2. Nate Sudfeld (2012-present)
Sudfeld will be a senior this fall and has unfinished business. A season-ending separated shoulder during game six at Iowa cut his junior campaign short. He’s currently second in program his history in completion percentage, tied for second in 300-yard passing games and eighth in passing yards (4,306). Sudfeld is a gifted pocket passer who could also end up being another NFL draftee under Wilson – CBS Sports has him ranked as the fifth-best quarterback prospect for the 2016 draft. I think he’ll end up being the best quarterback in the Wilson era so far.
1. Tevin Coleman (2012-2014)

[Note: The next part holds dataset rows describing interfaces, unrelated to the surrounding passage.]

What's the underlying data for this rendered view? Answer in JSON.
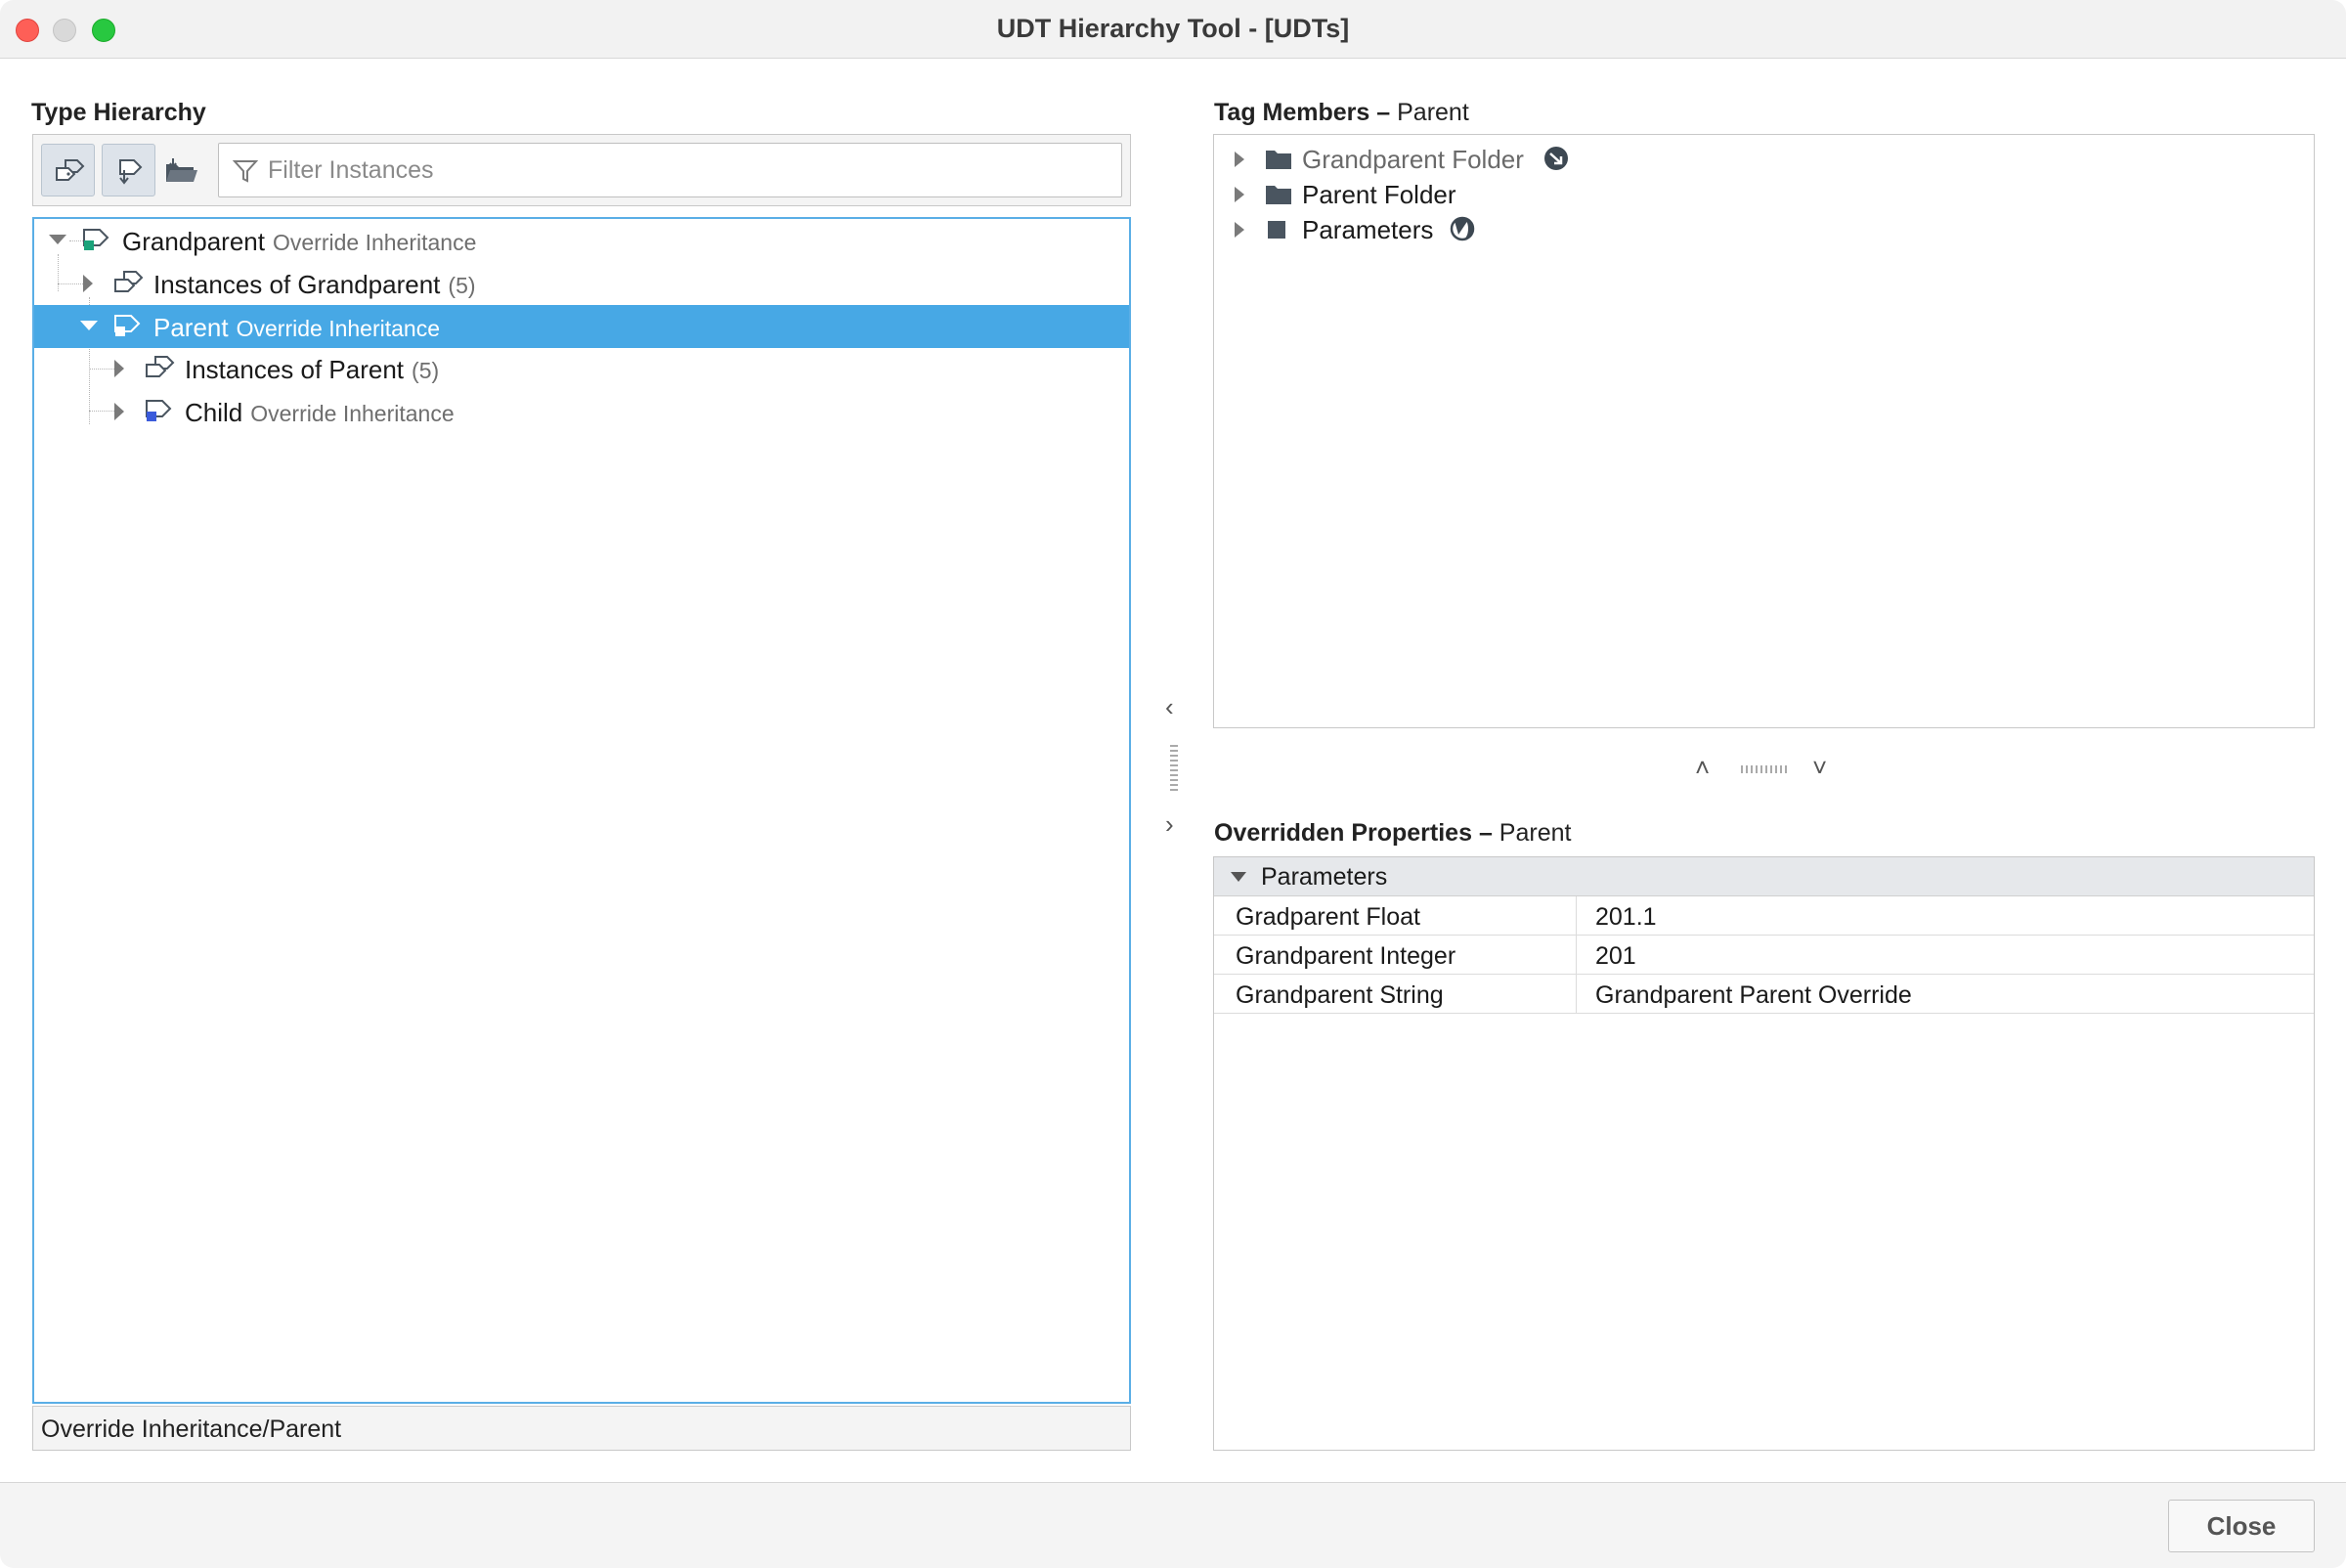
{
  "window": {
    "title": "UDT Hierarchy Tool - [UDTs]"
  },
  "left": {
    "heading": "Type Hierarchy",
    "filter_placeholder": "Filter Instances",
    "toolbar_icons": [
      "show-instances-icon",
      "show-types-icon",
      "folder-sort-icon"
    ],
    "tree": [
      {
        "name": "Grandparent",
        "meta": "Override Inheritance",
        "icon": "udt-definition-icon",
        "expanded": true,
        "level": 0
      },
      {
        "name": "Instances of Grandparent",
        "meta": "(5)",
        "icon": "udt-instances-icon",
        "expanded": false,
        "level": 1
      },
      {
        "name": "Parent",
        "meta": "Override Inheritance",
        "icon": "udt-definition-icon",
        "expanded": true,
        "level": 1,
        "selected": true
      },
      {
        "name": "Instances of Parent",
        "meta": "(5)",
        "icon": "udt-instances-icon",
        "expanded": false,
        "level": 2
      },
      {
        "name": "Child",
        "meta": "Override Inheritance",
        "icon": "udt-definition-icon",
        "expanded": false,
        "level": 2
      }
    ],
    "status_path": "Override Inheritance/Parent"
  },
  "members": {
    "heading": "Tag Members",
    "heading_sep": "–",
    "heading_sub": "Parent",
    "items": [
      {
        "name": "Grandparent Folder",
        "icon": "folder-icon",
        "badge": "inherited-override-icon",
        "muted": true
      },
      {
        "name": "Parent Folder",
        "icon": "folder-icon",
        "muted": false
      },
      {
        "name": "Parameters",
        "icon": "parameters-icon",
        "badge": "partial-override-icon",
        "muted": false
      }
    ]
  },
  "props": {
    "heading": "Overridden Properties",
    "heading_sep": "–",
    "heading_sub": "Parent",
    "group": "Parameters",
    "rows": [
      {
        "key": "Gradparent Float",
        "value": "201.1"
      },
      {
        "key": "Grandparent Integer",
        "value": "201"
      },
      {
        "key": "Grandparent String",
        "value": "Grandparent Parent Override"
      }
    ]
  },
  "splitter": {
    "collapse_left": "‹",
    "expand_right": "›",
    "up": "˄",
    "down": "˅"
  },
  "footer": {
    "close_label": "Close"
  },
  "colors": {
    "selection": "#47a8e5",
    "tree_border": "#5aaee6",
    "grandparent_badge": "#1aa37a",
    "child_badge": "#3b5bdb"
  }
}
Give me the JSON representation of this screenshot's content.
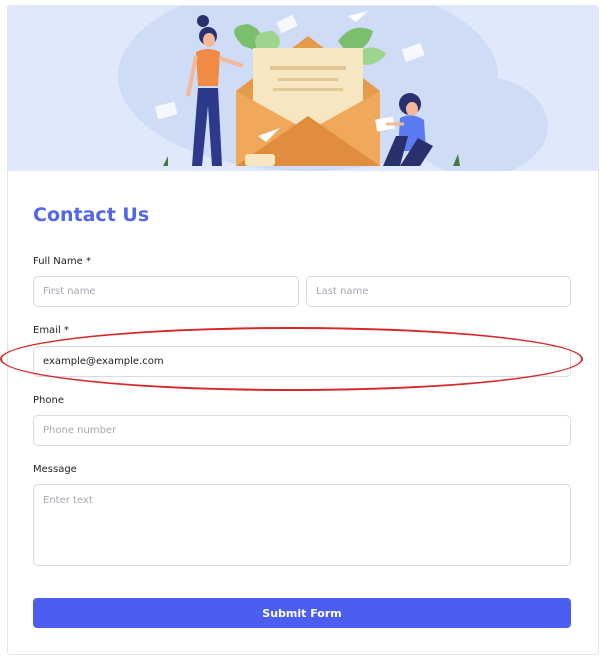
{
  "form": {
    "title": "Contact Us",
    "full_name_label": "Full Name *",
    "first_name_placeholder": "First name",
    "last_name_placeholder": "Last name",
    "email_label": "Email *",
    "email_value": "example@example.com",
    "phone_label": "Phone",
    "phone_placeholder": "Phone number",
    "message_label": "Message",
    "message_placeholder": "Enter text",
    "submit_label": "Submit Form"
  },
  "colors": {
    "accent": "#4c5ef0",
    "title": "#5465e6",
    "hero_background": "#dfe9fb",
    "annotation": "#d62a2a"
  },
  "icons": [
    "envelope-illustration",
    "woman-standing-illustration",
    "woman-sitting-illustration",
    "paper-plane-icon"
  ]
}
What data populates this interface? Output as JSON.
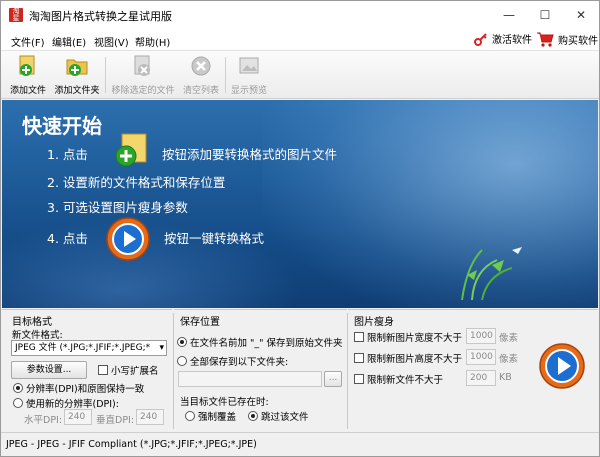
{
  "window": {
    "title": "淘淘图片格式转换之星试用版",
    "min": "—",
    "max": "☐",
    "close": "✕"
  },
  "menu": {
    "file": "文件(F)",
    "edit": "编辑(E)",
    "view": "视图(V)",
    "help": "帮助(H)",
    "activate": "激活软件",
    "buy": "购买软件"
  },
  "toolbar": {
    "add_file": "添加文件",
    "add_folder": "添加文件夹",
    "remove_selected": "移除选定的文件",
    "clear_list": "清空列表",
    "preview": "显示预览"
  },
  "quickstart": {
    "title": "快速开始",
    "step1_a": "1. 点击",
    "step1_b": "按钮添加要转换格式的图片文件",
    "step2": "2. 设置新的文件格式和保存位置",
    "step3": "3. 可选设置图片瘦身参数",
    "step4_a": "4. 点击",
    "step4_b": "按钮一键转换格式"
  },
  "target": {
    "title": "目标格式",
    "new_format_label": "新文件格式:",
    "format_value": "JPEG 文件 (*.JPG;*.JFIF;*.JPEG;*",
    "settings_btn": "参数设置...",
    "lowercase_ext": "小写扩展名",
    "dpi_keep": "分辨率(DPI)和原图保持一致",
    "dpi_new": "使用新的分辨率(DPI):",
    "h_dpi_label": "水平DPI:",
    "h_dpi": "240",
    "v_dpi_label": "垂直DPI:",
    "v_dpi": "240"
  },
  "save": {
    "title": "保存位置",
    "opt_prefix": "在文件名前加 \"_\" 保存到原始文件夹",
    "opt_all": "全部保存到以下文件夹:",
    "path": "",
    "browse": "...",
    "exists_label": "当目标文件已存在时:",
    "overwrite": "强制覆盖",
    "skip": "跳过该文件"
  },
  "slim": {
    "title": "图片瘦身",
    "width_label": "限制新图片宽度不大于",
    "width_val": "1000",
    "width_unit": "像素",
    "height_label": "限制新图片高度不大于",
    "height_val": "1000",
    "height_unit": "像素",
    "size_label": "限制新文件不大于",
    "size_val": "200",
    "size_unit": "KB"
  },
  "status": {
    "text": "JPEG - JPEG - JFIF Compliant (*.JPG;*.JFIF;*.JPEG;*.JPE)"
  },
  "colors": {
    "accent": "#1f5d9b",
    "start_orange": "#e56a1a",
    "start_blue": "#1c6fd0"
  }
}
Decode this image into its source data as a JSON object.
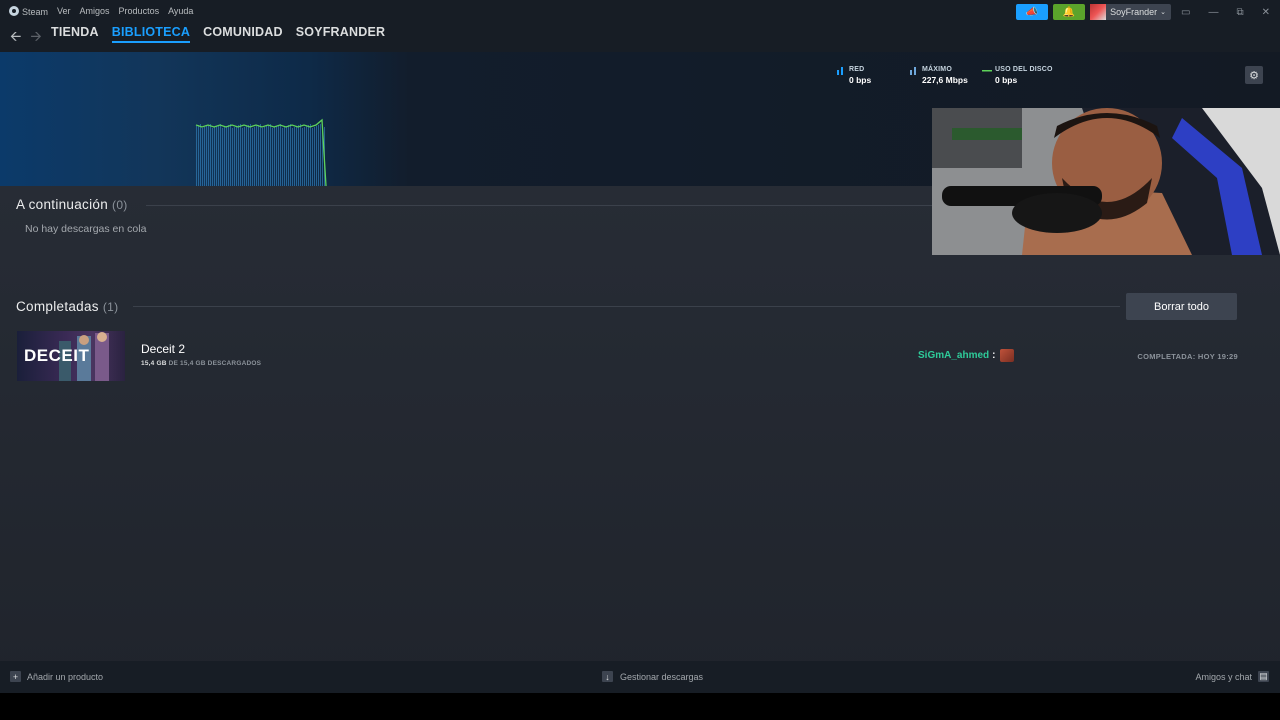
{
  "titlebar": {
    "menu": [
      "Steam",
      "Ver",
      "Amigos",
      "Productos",
      "Ayuda"
    ],
    "announce_icon": "megaphone-icon",
    "notif_icon": "bell-icon",
    "username": "SoyFrander",
    "colors": {
      "announce": "#1a9fff",
      "notif": "#5ba32b"
    }
  },
  "nav": {
    "links": [
      "TIENDA",
      "BIBLIOTECA",
      "COMUNIDAD",
      "SOYFRANDER"
    ],
    "active": "BIBLIOTECA"
  },
  "stats": {
    "network": {
      "label": "RED",
      "value": "0 bps"
    },
    "peak": {
      "label": "MÁXIMO",
      "value": "227,6 Mbps"
    },
    "disk": {
      "label": "USO DEL DISCO",
      "value": "0 bps"
    }
  },
  "queue": {
    "title": "A continuación",
    "count": "(0)",
    "empty_message": "No hay descargas en cola"
  },
  "completed": {
    "title": "Completadas",
    "count": "(1)",
    "clear_label": "Borrar todo",
    "items": [
      {
        "thumb_text": "DECEIT",
        "name": "Deceit 2",
        "downloaded": "15,4 GB",
        "size_text": "DE 15,4 GB DESCARGADOS",
        "status": "COMPLETADA: HOY 19:29"
      }
    ]
  },
  "chat_overlay": {
    "user": "SiGmA_ahmed",
    "separator": ":"
  },
  "footer": {
    "add_product": "Añadir un producto",
    "manage_downloads": "Gestionar descargas",
    "friends_chat": "Amigos y chat"
  }
}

Let’s be honest – was there really any doubt about this one? More than 2,000 yards rushing in his final season as a Hoosier and a Heisman trophy finalist, Coleman did just about everything for Indiana’s offense. He played cornerback, wide receiver and cornerback in high school but stuck with running back when he got to the collegiate level. He clearly made the right choice converting to the offensive side of the ball at Indiana. What was most astounding about Coleman was his ability to play through pain – he suffered a broken sesamoid bone against North Texas on October 4 last year, then proceeded to gain 1,195 of his 2,036 yards after the injury. Coleman declared early for the NFL Draft, forgoing his final season of eligibility in Bloomington to be drafted in the third round of the 2015 draft by the Atlanta Falcons. He’s expected to challenging returning Falcons running back Devonta Freeman for playing time, and possibly the starting running back position. There’s no question Coleman is the top player of the Wilson era, and I don’t think we’ll see anyone top him for quite some time.